Levitt Sees U.S. Moving Toward Nationalizing Banks
Harvard's Goldman Sees Russia Worried Over Ruble Weakness
Luigi Zingales Opposes U.S. Bank Nationalization
Burns Says Comparison of Obama to FDR Is `Over-Emphasized'
Paul Krugman Sees Need to Get Stimulus Plan Out `Fast'
Komileva Says U.K. Forecasts `Not Pessimistic Enough'
Pimco's Clarida Sees U.S. Banks Moving Toward Nationalization
Eric Raymond on Hacking, Open Source, and the Cathedral and the Bazaar
A History of History
In the 6th century AD, the bishop of Tours began his history of the world with a simple observation that “A great many things keep happening, some of them good, some of them bad”.

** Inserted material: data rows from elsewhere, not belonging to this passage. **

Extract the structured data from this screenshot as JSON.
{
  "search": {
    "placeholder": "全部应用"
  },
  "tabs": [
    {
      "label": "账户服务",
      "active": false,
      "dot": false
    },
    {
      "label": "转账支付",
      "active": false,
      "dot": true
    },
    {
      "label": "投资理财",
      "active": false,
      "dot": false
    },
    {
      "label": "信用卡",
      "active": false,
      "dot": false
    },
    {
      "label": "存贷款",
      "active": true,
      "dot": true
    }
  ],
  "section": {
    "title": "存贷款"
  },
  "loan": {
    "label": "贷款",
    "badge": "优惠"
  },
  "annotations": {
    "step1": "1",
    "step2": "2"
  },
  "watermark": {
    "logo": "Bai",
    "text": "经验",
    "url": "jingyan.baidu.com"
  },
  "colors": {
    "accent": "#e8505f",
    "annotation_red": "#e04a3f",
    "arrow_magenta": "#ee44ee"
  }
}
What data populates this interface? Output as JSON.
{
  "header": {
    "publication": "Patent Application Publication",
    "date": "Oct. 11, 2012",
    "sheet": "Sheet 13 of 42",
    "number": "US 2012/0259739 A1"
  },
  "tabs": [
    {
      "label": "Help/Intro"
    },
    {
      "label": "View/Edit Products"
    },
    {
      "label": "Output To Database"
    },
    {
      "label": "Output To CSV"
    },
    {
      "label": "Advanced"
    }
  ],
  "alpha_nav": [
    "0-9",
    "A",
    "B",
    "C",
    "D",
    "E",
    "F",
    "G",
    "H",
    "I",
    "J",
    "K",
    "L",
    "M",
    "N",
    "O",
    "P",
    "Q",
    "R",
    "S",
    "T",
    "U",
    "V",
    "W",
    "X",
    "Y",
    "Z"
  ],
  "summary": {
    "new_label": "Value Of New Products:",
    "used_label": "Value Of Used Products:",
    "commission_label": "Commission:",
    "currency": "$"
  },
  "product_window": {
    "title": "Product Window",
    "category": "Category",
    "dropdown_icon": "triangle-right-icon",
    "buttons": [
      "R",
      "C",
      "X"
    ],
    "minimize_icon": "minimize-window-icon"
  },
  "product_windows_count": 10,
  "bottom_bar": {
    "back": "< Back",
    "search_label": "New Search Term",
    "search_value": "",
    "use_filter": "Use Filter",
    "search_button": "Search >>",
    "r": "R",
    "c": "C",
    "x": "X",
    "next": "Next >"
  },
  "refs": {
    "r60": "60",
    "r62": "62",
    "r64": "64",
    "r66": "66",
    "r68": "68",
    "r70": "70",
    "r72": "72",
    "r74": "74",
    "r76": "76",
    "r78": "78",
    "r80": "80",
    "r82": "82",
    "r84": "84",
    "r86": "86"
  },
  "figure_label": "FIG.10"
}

For a phrase that captures the whole of history it’s among the best, but in writing about the past we are rarely so economical. From ancient epics to medieval hagiographies and modern deconstructions, historians have endlessly chronicled, surveyed and analysed the great many things that keep happening, declaring some of them good and some of them bad.
But the writing of history always illuminates two periods – the one history is written about and the one it is written in. And to look at how the writing of history has changed is to examine the way successive ages have understood their world. In short, there is a history to history.
Bad Science and Outsiders
KATHRYN HUNTER on Othello, autism with DANIEL TAMMET, Paul Dirac by GRAHAM FARMELO and Bad Science with BEN GOLDACRE
British prime minister Harold Macmillan, when asked by a journalist what was most likely to blow a government off course replied, Events, dear boy, events. So how much can any government really plan in advance, given that unexpected events invariably happen?
Randal O'Toole outlines his case against government getting involved in large scale planning projects -- which he says almost always leads to disaster.
The story of highways
Islam and philosophy - Tariq Ramadan
The knee files - part one, part two
Ways of being in Polish, English and Russian
Mary Besemeres explores the different emotional and social worlds that she inhabits while using either Polish, English or Russian, each of which allow her different ways of being.
Meet the Naked Scientist
Why Naked? Dr Chris Smith has appeared on ABC RN every week for some years both on The Science Show and Breakfast. This Cambridge don and doctor has offered a lively, insightful and often cheeky interpretation of new research and has now produced a second book of the highlights. His prize-winning programs and website, called The Naked Scientist, continues to break moulds -- as he tells Nicky Phillips.
Trumpeting maths and science
One laptop per child
Nursing in Australia and the UK
Professor Linda Shields from Curtin University of Technology in Perth has written, together with Professor Roger Watson from the University of Sheffield in the UK, about the state of nursing in Australia and the UK.
She talks about the international nursing shortage which threatens the health of Australians, the nursing recruitment drive and the difference in education of Australian and British nurses, and about the treatment of nurses by health authorities in both countries.
Charles Darwin in Australia
The Trials of the Templars
At dawn on 13 October 1307 all the Templars in France were arrested by royal order, on the charge that they had been involved in secret blasphemous rituals. This led to other arrests of Templars in Europe, and an investigation by Pope Clement V. The University of Sydney Rare Books and Special Collections Library recently obtained trial documents from the Vatican archives, which John Pryor discusses with Rachael Kohn
Inside the minds of murderers and sex offenders
Ken Feinberg: what is a life worth?
Meet lawyer Ken Feinberg. It was his job to hand out US$7 billion dollars to the families of those who died and to those injured in the September 11 attacks. How did he deal with claims from the families of wealthy financiers, illegal aliens and heroic firemen? And how did he deal with grieving loved ones, squabbling relatives and a shocked nation?
Policy Responses to the Financial Crisis
Dr. Ben Bernanke, Chairman of the U.S. Federal Reserve System
Fiscal responsibility and the recession